If you’ve experienced the menu layout of a Nokia 6100 series phone, then this Motorola model isn’t going to turn your crank. That doesn’t mean the menus are a total washout though, as they work much better than those on Motorola’s iDEN phones. However, Motorola has a long way to go before this StarTac model has a menu structure that is even remotely user-friendly.

You can redial the last number by pressing the SEND button, but not if you pressed any other keys during the last call. This is one of the most frustrating feature of most Motorola phones, and one that drove me completely up the wall. You can access the last 20 dialed numbers through the menu, but getting there requires quite a few keystrokes. The phone also stores the last 20 received calls, but it does not make a distinction between answered and missed calls.

To make matters worse, the phone does not include a clock or a calendar. That means yours call logs contain only the telephone numbers and (where applicable) your alpha tags. The phone also wastes the available 20 entries by storing multiple instances of the same phone number. Most other phone designs remove older references to duplicate numbers, thus retaining historic information for longer periods of time.

Battery life seemed fairly decent with the standard battery, but you if you need extra power, you can always buy a piggyback battery that extends the life of the primary one. The piggyback battery can be changed without shutting down the phone (even during a call). The only other model I know of that supports secondary batteries is the Qualcomm "Thin Phone". I believe the upcoming Ericsson T28 will support secondary batteries as well, but don’t quote me on that.

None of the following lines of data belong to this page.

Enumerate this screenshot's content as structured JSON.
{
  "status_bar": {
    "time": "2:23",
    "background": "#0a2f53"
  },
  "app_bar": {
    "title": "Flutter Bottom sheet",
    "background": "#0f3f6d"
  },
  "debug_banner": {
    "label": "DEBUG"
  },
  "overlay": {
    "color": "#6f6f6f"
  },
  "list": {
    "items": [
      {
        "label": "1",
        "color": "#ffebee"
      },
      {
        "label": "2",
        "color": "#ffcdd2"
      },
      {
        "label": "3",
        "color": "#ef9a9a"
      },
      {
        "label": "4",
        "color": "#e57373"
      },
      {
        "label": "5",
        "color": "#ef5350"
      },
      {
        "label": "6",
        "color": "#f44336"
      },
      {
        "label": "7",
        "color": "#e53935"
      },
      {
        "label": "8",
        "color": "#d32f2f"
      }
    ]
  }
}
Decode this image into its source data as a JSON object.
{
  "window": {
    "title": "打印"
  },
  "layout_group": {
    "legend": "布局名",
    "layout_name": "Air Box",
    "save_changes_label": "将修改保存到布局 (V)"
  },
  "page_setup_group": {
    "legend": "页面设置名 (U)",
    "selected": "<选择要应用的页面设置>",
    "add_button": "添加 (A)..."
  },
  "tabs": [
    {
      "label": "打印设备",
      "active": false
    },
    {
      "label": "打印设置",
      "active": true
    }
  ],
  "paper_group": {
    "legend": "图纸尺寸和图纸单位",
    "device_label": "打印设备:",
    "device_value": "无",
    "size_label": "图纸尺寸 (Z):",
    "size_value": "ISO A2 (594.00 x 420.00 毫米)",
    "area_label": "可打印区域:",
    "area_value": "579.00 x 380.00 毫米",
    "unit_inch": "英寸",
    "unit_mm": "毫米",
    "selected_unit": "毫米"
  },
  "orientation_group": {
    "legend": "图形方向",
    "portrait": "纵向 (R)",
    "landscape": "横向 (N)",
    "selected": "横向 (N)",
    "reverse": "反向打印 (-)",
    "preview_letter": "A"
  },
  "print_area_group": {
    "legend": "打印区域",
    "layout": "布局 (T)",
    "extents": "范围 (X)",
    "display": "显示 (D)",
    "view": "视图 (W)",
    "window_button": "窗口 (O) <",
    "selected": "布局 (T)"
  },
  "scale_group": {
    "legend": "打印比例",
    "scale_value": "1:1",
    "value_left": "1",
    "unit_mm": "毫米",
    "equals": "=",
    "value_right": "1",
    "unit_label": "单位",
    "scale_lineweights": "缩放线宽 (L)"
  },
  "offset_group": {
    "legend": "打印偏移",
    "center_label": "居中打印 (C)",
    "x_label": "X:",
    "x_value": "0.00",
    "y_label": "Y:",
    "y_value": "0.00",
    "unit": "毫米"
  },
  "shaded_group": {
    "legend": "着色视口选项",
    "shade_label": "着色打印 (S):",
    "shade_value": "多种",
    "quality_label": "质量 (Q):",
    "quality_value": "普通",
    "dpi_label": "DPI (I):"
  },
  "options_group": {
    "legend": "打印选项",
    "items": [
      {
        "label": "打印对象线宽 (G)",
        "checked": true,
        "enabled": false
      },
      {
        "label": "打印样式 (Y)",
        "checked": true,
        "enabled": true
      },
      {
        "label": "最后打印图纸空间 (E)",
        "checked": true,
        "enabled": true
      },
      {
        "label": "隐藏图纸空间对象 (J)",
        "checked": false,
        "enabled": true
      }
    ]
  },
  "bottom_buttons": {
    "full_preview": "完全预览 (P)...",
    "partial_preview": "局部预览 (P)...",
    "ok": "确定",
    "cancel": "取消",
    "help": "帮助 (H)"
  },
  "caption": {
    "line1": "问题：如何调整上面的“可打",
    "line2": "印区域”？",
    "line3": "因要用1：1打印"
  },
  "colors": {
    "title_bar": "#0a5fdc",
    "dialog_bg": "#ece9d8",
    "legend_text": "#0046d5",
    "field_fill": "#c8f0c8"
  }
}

Despite its small size, the phone also includes an industry-standard 2.5 mm headset jack. This jack can be found at the top of the phone, thus making it accessible when wearing the unit on a belt. Volume and clarity through the headset is also very good.

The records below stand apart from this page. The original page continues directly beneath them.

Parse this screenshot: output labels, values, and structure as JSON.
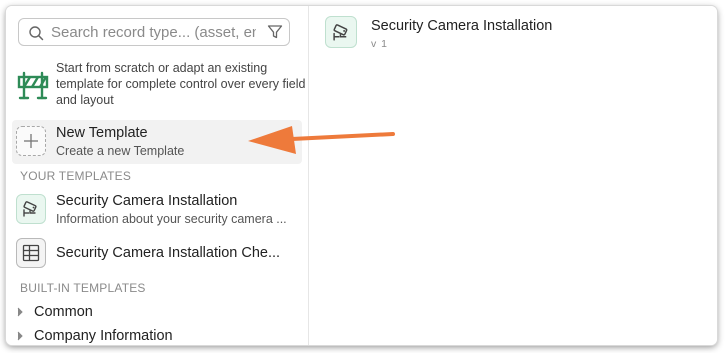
{
  "search": {
    "placeholder": "Search record type... (asset, en",
    "icon": "search-icon",
    "filter_icon": "filter-icon"
  },
  "intro": {
    "icon": "barrier-icon",
    "text": "Start from scratch or adapt an existing template for complete control over every field and layout"
  },
  "new_template": {
    "title": "New Template",
    "subtitle": "Create a new Template",
    "icon": "plus-icon"
  },
  "sections": {
    "your_templates": "YOUR TEMPLATES",
    "built_in": "BUILT-IN TEMPLATES"
  },
  "your_templates": [
    {
      "title": "Security Camera Installation",
      "subtitle": "Information about your security camera ...",
      "icon": "security-camera-icon"
    },
    {
      "title": "Security Camera Installation Che...",
      "icon": "table-icon"
    }
  ],
  "built_in": [
    {
      "label": "Common",
      "icon": "chevron-right-icon"
    },
    {
      "label": "Company Information",
      "icon": "chevron-right-icon"
    }
  ],
  "detail": {
    "title": "Security Camera Installation",
    "version": "v 1",
    "icon": "security-camera-icon"
  },
  "colors": {
    "accent_green": "#2e8b57",
    "icon_bg_green": "#eaf7f0",
    "arrow_orange": "#ee7a3b",
    "highlight": "#f2f2f2"
  }
}
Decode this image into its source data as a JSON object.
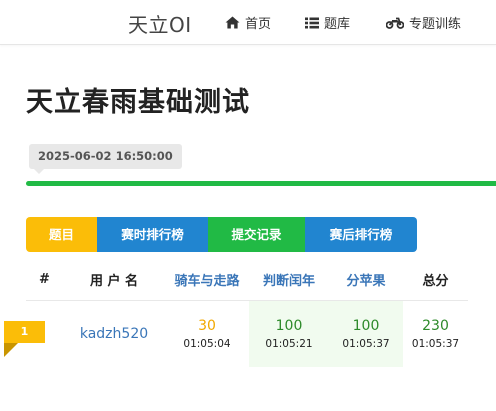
{
  "nav": {
    "brand": "天立OI",
    "items": [
      {
        "label": "首页",
        "icon": "home-icon"
      },
      {
        "label": "题库",
        "icon": "list-icon"
      },
      {
        "label": "专题训练",
        "icon": "motorcycle-icon"
      }
    ]
  },
  "contest": {
    "title": "天立春雨基础测试",
    "time_label": "2025-06-02 16:50:00",
    "progress": 1.0
  },
  "tabs": [
    {
      "label": "题目",
      "color": "#fbbd08"
    },
    {
      "label": "赛时排行榜",
      "color": "#2185d0"
    },
    {
      "label": "提交记录",
      "color": "#21ba45"
    },
    {
      "label": "赛后排行榜",
      "color": "#2185d0"
    }
  ],
  "table": {
    "headers": {
      "rank": "#",
      "user": "用 户 名",
      "problems": [
        "骑车与走路",
        "判断闰年",
        "分苹果"
      ],
      "total": "总分"
    },
    "rows": [
      {
        "rank": "1",
        "user": "kadzh520",
        "cells": [
          {
            "score": "30",
            "time": "01:05:04",
            "status": "partial"
          },
          {
            "score": "100",
            "time": "01:05:21",
            "status": "full"
          },
          {
            "score": "100",
            "time": "01:05:37",
            "status": "full"
          }
        ],
        "total": "230",
        "total_time": "01:05:37"
      }
    ]
  },
  "colors": {
    "accent_yellow": "#fbbd08",
    "accent_blue": "#2185d0",
    "accent_green": "#21ba45",
    "link_blue": "#3a76b8"
  }
}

I was very surprised at the audio quality, which sounded far less coarse than my Nokia 6160. I didn’t have any other 6160 models to compare against, so I had to assume that mine was typical of the model. That being the case, I would have to rate the earpiece audio of the 7797 well above that of the 6160. It also has much greater earpiece volume, which should be a definite advantage in noisy environments.

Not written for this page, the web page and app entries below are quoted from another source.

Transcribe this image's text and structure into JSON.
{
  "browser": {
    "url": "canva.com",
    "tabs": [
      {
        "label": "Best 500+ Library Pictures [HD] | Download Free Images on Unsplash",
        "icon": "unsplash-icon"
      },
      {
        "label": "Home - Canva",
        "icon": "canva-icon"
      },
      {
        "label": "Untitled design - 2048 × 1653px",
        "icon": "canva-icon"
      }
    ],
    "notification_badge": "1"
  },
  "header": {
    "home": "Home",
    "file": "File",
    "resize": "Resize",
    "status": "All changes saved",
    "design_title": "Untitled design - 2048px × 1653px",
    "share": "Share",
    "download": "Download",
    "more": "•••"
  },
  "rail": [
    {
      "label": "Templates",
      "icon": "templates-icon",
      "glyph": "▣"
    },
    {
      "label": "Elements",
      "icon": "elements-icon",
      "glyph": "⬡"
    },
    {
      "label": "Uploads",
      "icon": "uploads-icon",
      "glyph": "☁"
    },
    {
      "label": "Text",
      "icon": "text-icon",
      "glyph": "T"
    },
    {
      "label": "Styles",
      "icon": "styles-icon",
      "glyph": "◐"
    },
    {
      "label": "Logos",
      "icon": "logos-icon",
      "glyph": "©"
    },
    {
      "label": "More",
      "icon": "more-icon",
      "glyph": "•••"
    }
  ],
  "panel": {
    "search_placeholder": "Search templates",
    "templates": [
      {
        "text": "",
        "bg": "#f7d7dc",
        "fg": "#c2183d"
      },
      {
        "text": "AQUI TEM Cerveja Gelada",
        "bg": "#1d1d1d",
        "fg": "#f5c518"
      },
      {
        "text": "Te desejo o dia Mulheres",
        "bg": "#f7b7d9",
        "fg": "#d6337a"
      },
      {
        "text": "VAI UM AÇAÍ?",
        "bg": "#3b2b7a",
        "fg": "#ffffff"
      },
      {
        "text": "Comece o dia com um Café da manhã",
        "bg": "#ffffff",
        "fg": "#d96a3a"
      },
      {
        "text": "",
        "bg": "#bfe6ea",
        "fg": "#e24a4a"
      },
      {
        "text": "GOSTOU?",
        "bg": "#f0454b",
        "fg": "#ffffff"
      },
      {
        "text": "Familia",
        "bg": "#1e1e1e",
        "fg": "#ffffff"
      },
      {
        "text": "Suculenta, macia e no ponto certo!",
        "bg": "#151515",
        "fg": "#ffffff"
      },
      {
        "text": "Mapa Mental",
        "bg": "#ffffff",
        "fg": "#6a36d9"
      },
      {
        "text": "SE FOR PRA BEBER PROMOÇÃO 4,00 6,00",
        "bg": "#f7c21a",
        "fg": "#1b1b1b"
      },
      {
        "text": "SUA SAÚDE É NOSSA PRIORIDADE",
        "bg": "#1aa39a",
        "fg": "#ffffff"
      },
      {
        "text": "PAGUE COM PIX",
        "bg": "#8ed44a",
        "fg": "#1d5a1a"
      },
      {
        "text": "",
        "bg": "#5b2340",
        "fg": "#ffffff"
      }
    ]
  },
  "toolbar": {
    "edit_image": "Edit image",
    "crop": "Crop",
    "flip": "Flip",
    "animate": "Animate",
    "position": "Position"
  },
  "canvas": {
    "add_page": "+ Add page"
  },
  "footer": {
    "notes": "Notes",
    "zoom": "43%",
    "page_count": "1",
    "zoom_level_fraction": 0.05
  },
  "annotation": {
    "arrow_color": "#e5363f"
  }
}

The volume controls for the phone are conveniently mounted on the side of the unit, and they were easy to reach. My only gripe is that to adjust the volume of the earpiece during the call you had to press one of the buttons once to "get the phone’s attention" and then twice to actually begin the process of changing the volume. This is the same gripe I had with the Sanyo SCP-4000.

The phone also has an incredible ability to blot out background noise in the transmit audio. The only downside appears to be a microphone that is too sensitive and poorly placed. I found my 7797 producing far too many "breath across the microphone" noises if I wasn’t careful. If Motorola can fix that small problem, the audio qualities of this phone would be about the best I’ve heard to date on an IS-136 model.

All is not rosy however, since the RF performance of the phone is very poor. The phone suffered from far more audible bit errors than my 6160, it dropped to analog far more easily, and it was far more likely to begin a call in analog if the signal was questionable. To make matters worse, the analog side of the phone was just horrible. Under the same conditions the 7797 produced crackling and hissy audio where the 6160 could produce very stable audio.

Again, I had only one copy of the 7797 to test, so this may or may not be typical. However, I strongly suspect that it is, based on messages I’ve read in the cellular newsgroups. How much this matters to you depends on where you live. If you are usually around very strong Rogers signals, then the lower performance of this phone shouldn’t have much impact on you. However, if you live in areas with questionable signals, you may want to think twice about purchasing the 7797.

So in my opinion, the 7797 is a flawed but otherwise capable phone. If the RF problems aren’t a concern, and if you really don’t care how good the menus are, then I doubt you’ll be dissatisfied with the StarTac.